What is being asked —
Your answer should be the records below, written out exactly.

*** Input Section Begins ***

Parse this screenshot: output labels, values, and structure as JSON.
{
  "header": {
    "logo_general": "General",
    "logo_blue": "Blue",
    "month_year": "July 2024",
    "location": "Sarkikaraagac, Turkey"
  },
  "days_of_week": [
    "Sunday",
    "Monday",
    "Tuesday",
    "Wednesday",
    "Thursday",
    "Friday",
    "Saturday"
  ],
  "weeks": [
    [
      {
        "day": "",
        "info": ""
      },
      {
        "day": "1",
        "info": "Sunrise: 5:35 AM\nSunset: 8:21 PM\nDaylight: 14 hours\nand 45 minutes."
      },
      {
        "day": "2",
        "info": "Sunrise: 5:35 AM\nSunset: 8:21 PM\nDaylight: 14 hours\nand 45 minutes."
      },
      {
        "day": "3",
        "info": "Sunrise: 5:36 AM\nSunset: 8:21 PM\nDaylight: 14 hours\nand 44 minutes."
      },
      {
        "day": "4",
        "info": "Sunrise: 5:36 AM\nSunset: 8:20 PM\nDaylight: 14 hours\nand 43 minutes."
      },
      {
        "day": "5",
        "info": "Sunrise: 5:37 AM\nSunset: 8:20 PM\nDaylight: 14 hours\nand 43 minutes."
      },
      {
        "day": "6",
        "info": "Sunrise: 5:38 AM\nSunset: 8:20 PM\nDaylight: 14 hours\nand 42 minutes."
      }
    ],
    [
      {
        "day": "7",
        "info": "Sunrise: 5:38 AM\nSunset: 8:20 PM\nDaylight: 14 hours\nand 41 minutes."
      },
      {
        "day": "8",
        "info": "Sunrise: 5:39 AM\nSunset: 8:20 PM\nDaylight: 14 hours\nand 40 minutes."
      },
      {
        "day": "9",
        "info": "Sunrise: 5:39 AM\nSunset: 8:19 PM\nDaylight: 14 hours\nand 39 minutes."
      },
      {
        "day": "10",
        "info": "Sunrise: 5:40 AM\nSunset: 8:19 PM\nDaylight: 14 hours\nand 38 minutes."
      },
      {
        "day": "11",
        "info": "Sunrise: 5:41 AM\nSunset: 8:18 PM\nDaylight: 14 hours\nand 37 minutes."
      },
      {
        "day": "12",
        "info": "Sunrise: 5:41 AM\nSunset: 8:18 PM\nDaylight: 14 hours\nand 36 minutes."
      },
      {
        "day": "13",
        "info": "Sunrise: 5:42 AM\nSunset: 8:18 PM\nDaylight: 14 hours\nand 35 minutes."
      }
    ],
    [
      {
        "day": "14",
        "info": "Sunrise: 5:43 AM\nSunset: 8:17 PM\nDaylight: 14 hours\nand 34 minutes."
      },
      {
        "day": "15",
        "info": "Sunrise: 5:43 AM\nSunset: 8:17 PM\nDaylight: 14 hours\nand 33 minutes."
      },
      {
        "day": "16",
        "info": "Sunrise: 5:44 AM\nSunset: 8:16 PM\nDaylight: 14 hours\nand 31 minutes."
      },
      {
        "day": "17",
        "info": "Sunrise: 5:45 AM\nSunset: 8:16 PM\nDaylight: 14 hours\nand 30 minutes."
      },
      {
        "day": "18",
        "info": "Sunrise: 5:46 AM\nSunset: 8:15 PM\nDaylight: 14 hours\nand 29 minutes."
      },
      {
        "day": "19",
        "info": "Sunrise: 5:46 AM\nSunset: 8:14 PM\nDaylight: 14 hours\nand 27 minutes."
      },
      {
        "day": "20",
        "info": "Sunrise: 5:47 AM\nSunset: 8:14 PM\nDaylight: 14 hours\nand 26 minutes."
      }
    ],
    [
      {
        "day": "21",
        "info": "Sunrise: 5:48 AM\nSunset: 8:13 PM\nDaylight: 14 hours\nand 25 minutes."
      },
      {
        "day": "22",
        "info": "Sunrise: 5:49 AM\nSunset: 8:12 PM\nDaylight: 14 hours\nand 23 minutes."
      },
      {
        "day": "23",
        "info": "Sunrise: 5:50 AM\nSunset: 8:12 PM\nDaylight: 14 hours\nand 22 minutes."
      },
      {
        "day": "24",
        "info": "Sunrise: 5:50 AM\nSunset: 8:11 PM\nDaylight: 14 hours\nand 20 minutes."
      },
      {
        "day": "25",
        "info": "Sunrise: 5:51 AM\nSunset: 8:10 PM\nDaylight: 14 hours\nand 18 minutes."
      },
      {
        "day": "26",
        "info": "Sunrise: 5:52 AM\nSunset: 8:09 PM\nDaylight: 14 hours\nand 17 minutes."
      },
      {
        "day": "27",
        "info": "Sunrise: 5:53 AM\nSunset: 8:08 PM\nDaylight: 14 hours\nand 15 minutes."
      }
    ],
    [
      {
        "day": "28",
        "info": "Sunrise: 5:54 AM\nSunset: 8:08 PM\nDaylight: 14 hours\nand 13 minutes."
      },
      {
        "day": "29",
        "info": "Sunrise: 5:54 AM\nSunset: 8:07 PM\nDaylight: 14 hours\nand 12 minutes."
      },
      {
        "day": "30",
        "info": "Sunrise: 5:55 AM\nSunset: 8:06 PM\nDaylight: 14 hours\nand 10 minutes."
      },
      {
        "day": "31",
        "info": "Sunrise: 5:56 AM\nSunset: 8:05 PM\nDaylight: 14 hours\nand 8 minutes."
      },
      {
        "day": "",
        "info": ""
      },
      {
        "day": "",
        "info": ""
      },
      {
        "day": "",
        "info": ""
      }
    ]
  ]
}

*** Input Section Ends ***

Your solution —
Parse this screenshot: output labels, values, and structure as JSON.
{
  "header": {
    "logo_general": "General",
    "logo_blue": "Blue",
    "month_year": "July 2024",
    "location": "Sarkikaraagac, Turkey"
  },
  "days_of_week": [
    "Sunday",
    "Monday",
    "Tuesday",
    "Wednesday",
    "Thursday",
    "Friday",
    "Saturday"
  ],
  "weeks": [
    [
      {
        "day": "",
        "info": ""
      },
      {
        "day": "1",
        "info": "Sunrise: 5:35 AM\nSunset: 8:21 PM\nDaylight: 14 hours\nand 45 minutes."
      },
      {
        "day": "2",
        "info": "Sunrise: 5:35 AM\nSunset: 8:21 PM\nDaylight: 14 hours\nand 45 minutes."
      },
      {
        "day": "3",
        "info": "Sunrise: 5:36 AM\nSunset: 8:21 PM\nDaylight: 14 hours\nand 44 minutes."
      },
      {
        "day": "4",
        "info": "Sunrise: 5:36 AM\nSunset: 8:20 PM\nDaylight: 14 hours\nand 43 minutes."
      },
      {
        "day": "5",
        "info": "Sunrise: 5:37 AM\nSunset: 8:20 PM\nDaylight: 14 hours\nand 43 minutes."
      },
      {
        "day": "6",
        "info": "Sunrise: 5:38 AM\nSunset: 8:20 PM\nDaylight: 14 hours\nand 42 minutes."
      }
    ],
    [
      {
        "day": "7",
        "info": "Sunrise: 5:38 AM\nSunset: 8:20 PM\nDaylight: 14 hours\nand 41 minutes."
      },
      {
        "day": "8",
        "info": "Sunrise: 5:39 AM\nSunset: 8:20 PM\nDaylight: 14 hours\nand 40 minutes."
      },
      {
        "day": "9",
        "info": "Sunrise: 5:39 AM\nSunset: 8:19 PM\nDaylight: 14 hours\nand 39 minutes."
      },
      {
        "day": "10",
        "info": "Sunrise: 5:40 AM\nSunset: 8:19 PM\nDaylight: 14 hours\nand 38 minutes."
      },
      {
        "day": "11",
        "info": "Sunrise: 5:41 AM\nSunset: 8:18 PM\nDaylight: 14 hours\nand 37 minutes."
      },
      {
        "day": "12",
        "info": "Sunrise: 5:41 AM\nSunset: 8:18 PM\nDaylight: 14 hours\nand 36 minutes."
      },
      {
        "day": "13",
        "info": "Sunrise: 5:42 AM\nSunset: 8:18 PM\nDaylight: 14 hours\nand 35 minutes."
      }
    ],
    [
      {
        "day": "14",
        "info": "Sunrise: 5:43 AM\nSunset: 8:17 PM\nDaylight: 14 hours\nand 34 minutes."
      },
      {
        "day": "15",
        "info": "Sunrise: 5:43 AM\nSunset: 8:17 PM\nDaylight: 14 hours\nand 33 minutes."
      },
      {
        "day": "16",
        "info": "Sunrise: 5:44 AM\nSunset: 8:16 PM\nDaylight: 14 hours\nand 31 minutes."
      },
      {
        "day": "17",
        "info": "Sunrise: 5:45 AM\nSunset: 8:16 PM\nDaylight: 14 hours\nand 30 minutes."
      },
      {
        "day": "18",
        "info": "Sunrise: 5:46 AM\nSunset: 8:15 PM\nDaylight: 14 hours\nand 29 minutes."
      },
      {
        "day": "19",
        "info": "Sunrise: 5:46 AM\nSunset: 8:14 PM\nDaylight: 14 hours\nand 27 minutes."
      },
      {
        "day": "20",
        "info": "Sunrise: 5:47 AM\nSunset: 8:14 PM\nDaylight: 14 hours\nand 26 minutes."
      }
    ],
    [
      {
        "day": "21",
        "info": "Sunrise: 5:48 AM\nSunset: 8:13 PM\nDaylight: 14 hours\nand 25 minutes."
      },
      {
        "day": "22",
        "info": "Sunrise: 5:49 AM\nSunset: 8:12 PM\nDaylight: 14 hours\nand 23 minutes."
      },
      {
        "day": "23",
        "info": "Sunrise: 5:50 AM\nSunset: 8:12 PM\nDaylight: 14 hours\nand 22 minutes."
      },
      {
        "day": "24",
        "info": "Sunrise: 5:50 AM\nSunset: 8:11 PM\nDaylight: 14 hours\nand 20 minutes."
      },
      {
        "day": "25",
        "info": "Sunrise: 5:51 AM\nSunset: 8:10 PM\nDaylight: 14 hours\nand 18 minutes."
      },
      {
        "day": "26",
        "info": "Sunrise: 5:52 AM\nSunset: 8:09 PM\nDaylight: 14 hours\nand 17 minutes."
      },
      {
        "day": "27",
        "info": "Sunrise: 5:53 AM\nSunset: 8:08 PM\nDaylight: 14 hours\nand 15 minutes."
      }
    ],
    [
      {
        "day": "28",
        "info": "Sunrise: 5:54 AM\nSunset: 8:08 PM\nDaylight: 14 hours\nand 13 minutes."
      },
      {
        "day": "29",
        "info": "Sunrise: 5:54 AM\nSunset: 8:07 PM\nDaylight: 14 hours\nand 12 minutes."
      },
      {
        "day": "30",
        "info": "Sunrise: 5:55 AM\nSunset: 8:06 PM\nDaylight: 14 hours\nand 10 minutes."
      },
      {
        "day": "31",
        "info": "Sunrise: 5:56 AM\nSunset: 8:05 PM\nDaylight: 14 hours\nand 8 minutes."
      },
      {
        "day": "",
        "info": ""
      },
      {
        "day": "",
        "info": ""
      },
      {
        "day": "",
        "info": ""
      }
    ]
  ]
}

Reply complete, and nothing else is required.